“You do have to make a conscious effort” to ensure you have an adequate cash reserve on hand for happy golden years, says Katie Coleman, a financial adviser with Ameriprise Financial.
The good news is that between leveraging some awesome senior discounts and making a few lifestyle adjustments, new retirees can easily drive down monthly expenses. Here are 10 items that can be cut easily from any post-retirement budget:
- Senior Retirees Drain Assets Chasing 'Lottery Winnings'
- Public Sector Employees Are Worried About Retirement
- Retirement Savers in These States Are at a Disadvantage and It's Not Their Fault
- Retirement Planning for Small Business Owners and Self-Employed
- Skipping Your 401(k) Plan Could Yield Better Returns
The Internal Revenue Service offers taxpayers 60 and older free assistance through its Tax Counseling for the Elderly program. Program volunteers actually specialize in questions about pensions and retirement issues unique to seniors. Folks who retiree early may alternately be able to get free tax prep through the agency’s Volunteer Income Tax Assistance program.

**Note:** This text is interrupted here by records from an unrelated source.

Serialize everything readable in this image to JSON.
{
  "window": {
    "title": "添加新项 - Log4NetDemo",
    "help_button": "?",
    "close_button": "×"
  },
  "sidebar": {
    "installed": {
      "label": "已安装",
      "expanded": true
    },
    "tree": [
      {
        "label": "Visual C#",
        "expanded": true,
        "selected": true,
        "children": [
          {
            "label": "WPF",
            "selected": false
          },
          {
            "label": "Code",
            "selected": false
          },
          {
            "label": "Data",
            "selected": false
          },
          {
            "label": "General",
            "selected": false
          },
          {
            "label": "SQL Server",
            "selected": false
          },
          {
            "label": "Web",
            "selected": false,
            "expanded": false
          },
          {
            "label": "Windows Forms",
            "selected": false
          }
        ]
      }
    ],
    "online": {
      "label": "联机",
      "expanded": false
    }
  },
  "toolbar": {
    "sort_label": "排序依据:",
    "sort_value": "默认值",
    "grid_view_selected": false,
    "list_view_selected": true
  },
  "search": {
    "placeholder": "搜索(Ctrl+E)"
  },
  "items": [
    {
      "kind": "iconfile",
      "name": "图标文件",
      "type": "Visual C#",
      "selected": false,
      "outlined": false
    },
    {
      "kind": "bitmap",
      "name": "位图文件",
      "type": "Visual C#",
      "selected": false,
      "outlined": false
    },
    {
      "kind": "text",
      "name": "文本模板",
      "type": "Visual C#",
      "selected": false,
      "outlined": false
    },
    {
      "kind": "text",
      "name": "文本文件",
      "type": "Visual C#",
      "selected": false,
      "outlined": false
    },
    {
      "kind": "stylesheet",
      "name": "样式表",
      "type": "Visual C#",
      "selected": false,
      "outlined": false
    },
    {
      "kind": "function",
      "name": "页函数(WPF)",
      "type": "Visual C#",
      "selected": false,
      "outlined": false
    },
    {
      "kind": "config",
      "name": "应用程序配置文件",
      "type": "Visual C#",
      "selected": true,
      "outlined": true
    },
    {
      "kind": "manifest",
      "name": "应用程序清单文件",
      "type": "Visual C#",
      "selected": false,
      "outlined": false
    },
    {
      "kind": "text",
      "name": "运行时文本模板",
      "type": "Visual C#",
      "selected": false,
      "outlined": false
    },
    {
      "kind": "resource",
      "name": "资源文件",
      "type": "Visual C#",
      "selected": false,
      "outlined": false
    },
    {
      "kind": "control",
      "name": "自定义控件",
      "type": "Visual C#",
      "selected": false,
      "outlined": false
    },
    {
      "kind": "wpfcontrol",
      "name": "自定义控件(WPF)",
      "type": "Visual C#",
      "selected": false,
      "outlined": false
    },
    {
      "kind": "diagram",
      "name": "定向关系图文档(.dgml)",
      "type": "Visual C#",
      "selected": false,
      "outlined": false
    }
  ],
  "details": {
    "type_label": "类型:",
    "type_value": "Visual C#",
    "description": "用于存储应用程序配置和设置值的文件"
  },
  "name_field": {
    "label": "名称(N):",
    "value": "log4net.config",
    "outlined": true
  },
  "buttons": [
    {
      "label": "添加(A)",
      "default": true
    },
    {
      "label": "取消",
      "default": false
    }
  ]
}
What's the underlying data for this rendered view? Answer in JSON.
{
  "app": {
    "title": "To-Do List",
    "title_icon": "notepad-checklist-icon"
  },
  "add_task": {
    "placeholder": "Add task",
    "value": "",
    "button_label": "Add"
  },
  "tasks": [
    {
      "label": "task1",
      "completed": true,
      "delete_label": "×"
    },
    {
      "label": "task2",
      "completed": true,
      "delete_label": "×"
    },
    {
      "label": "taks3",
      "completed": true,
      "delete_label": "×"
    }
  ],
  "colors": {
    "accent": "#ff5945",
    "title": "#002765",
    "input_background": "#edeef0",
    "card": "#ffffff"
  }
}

“The VITA program is for people earning less than $50,000 per year,” says Donna Freedman, a Savings.com DealPro who also runs the blog Surviving and Thriving. You can find more information about both programs on the IRS website. You can also find additional free tax tools here.
If you’re taking on a part-time job to occupy your time, you may want to forego the disability insurance.
“Disability is designed to replace lost income,” says Jeff Yeager, savings expert and author of The Cheapskate Next Door, meaning it's no longer necessary if you’re already getting Social Security or have a nice nest egg in the bank. He also suggests those without children considering paring down their life insurance policies.